Deaf Children Australia is keen to support the establishment of Family Support Groups and to make sure they have the resources that they need to develop further. Deaf Children Australia can also assist with the re-establishment of Family Support Groups if they have not met for a while. Deaf Children Australia will not organise and control Family Support Groups. Instead, Deaf Children Australia works with the co-ordinator and leaders, providing support as requested. This may be by providing skills, workshops and resources to advertise activities, assisting with mail-outs, supporting the co-ordinator and leaders and suggesting activities which may be undertaken. Deaf Children Australia can also advise on establishing aims, priorities, how to run a committee and fundraising. Deaf Children Australia will promote the group through its web site and Flying kites if requested. At times Family Support Groups may have concerns in common with other Family Support Groups in other areas. If this happens, Deaf Children Australia may be able to assist families with the skills and resources needed to resolve the issues at a higher level.
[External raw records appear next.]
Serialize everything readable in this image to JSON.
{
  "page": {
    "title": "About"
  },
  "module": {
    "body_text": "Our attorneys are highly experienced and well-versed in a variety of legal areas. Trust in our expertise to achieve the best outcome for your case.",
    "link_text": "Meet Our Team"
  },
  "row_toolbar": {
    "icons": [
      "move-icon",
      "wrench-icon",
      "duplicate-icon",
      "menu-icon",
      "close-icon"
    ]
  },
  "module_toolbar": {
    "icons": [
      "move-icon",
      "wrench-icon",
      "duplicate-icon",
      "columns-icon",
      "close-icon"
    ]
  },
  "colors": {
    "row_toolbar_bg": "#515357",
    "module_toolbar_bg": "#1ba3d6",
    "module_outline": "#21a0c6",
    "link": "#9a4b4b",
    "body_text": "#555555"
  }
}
Deaf Children Australia is able to assist through telephone and email contact to provide support as needed for families who live outside of Victoria, in Brisbane and the Sunshine Coast.
How is a Family Support Group established?
If you are interested in having a Family Support Group established in your area, you may like to request support from Deaf Children Australia. This will involve:
1. Working with a Community Development Worker from Deaf Children Australia to plan an in-formal get together.
2. Distributing a flyer with the planned activity to families through existing networks, schools, other organisations and the Deaf Children Australia website.
3. Explaining the purpose of the group to those present. Names of those wishing to be involved in organising further activities are recorded.
4. Deciding on a regular meeting time and those who are interested meet and make plans for the next activity.
5. Promoting the next activity as above.
It is important that the group decides early if the group is to be a social or lobbying group, or both, and that it decides on what resources are needed. Aims and priorities of the group need to be agreed on, established and promoted to other people attending the activities.